Prototype Automated DNA Gene Sequencer, United States, 1987
Determining the sequence of bases in a small length of DNA was achieved in the 1970s. This machine, developed in 1987, automates the time-consuming process. The sequence is read by a laser and appears on screen or on a print out. The machine uses the Sanger method, named after Frederick Sanger (b. 1918), a British biochemist who first determined a process for DNA sequencing. This work won him his second Nobel Prize, in 1980.
Related Themes and Topics
Glossary: DNA bases
DNA stores the information, or blueprints, of every cell and is located in the genes. It is made up of two strands which form a double helix that is linked by hydrogen bonds. It was first described in 1953 by Francis Crick and James Watson.

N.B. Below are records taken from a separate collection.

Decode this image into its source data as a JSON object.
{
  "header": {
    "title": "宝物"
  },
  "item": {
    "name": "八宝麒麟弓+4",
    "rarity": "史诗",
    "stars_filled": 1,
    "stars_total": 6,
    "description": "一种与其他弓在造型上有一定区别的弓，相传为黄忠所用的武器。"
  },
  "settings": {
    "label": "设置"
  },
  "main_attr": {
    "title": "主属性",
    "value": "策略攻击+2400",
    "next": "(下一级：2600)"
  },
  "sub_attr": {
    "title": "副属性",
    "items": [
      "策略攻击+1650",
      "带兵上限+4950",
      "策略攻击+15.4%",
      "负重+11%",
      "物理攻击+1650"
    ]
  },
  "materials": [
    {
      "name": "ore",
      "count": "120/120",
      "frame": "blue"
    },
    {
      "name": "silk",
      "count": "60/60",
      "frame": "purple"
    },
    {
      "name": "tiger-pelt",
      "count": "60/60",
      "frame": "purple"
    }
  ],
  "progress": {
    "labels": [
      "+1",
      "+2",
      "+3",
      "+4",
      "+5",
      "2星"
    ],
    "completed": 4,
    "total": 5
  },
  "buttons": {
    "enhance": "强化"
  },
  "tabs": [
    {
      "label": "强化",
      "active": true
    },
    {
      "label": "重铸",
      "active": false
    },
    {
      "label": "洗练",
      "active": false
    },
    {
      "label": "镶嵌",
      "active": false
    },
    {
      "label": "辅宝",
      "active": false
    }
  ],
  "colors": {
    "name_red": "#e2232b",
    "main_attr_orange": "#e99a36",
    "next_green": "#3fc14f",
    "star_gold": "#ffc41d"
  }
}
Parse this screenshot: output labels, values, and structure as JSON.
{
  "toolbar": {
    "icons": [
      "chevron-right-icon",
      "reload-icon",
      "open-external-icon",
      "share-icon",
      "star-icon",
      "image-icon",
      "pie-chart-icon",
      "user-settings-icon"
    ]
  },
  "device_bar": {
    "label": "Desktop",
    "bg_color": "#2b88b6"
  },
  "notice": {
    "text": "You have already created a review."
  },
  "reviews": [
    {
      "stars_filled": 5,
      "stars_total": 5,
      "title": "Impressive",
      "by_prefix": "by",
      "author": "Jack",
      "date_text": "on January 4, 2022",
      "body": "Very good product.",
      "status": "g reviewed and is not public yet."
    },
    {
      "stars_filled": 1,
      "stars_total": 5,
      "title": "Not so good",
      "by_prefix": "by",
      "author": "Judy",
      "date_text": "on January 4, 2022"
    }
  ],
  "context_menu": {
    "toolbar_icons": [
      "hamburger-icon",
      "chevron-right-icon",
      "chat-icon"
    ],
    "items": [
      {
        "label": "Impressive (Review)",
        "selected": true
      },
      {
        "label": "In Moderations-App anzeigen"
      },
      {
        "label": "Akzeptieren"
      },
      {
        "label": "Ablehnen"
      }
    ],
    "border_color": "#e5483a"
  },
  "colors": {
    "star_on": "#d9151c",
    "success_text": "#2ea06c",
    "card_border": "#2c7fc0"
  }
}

Glossary: Nobel Prize
Awarded annually for outstanding work in physics, chemistry, physiology or medicine, literature, economics, and the promotion of peace.
Glossary: DNA sequencer
Machine that sequences DNA, used to sequence the bases that make up a small lenth of DNA (stores the information, or blueprints, of every cell and is located in the genes).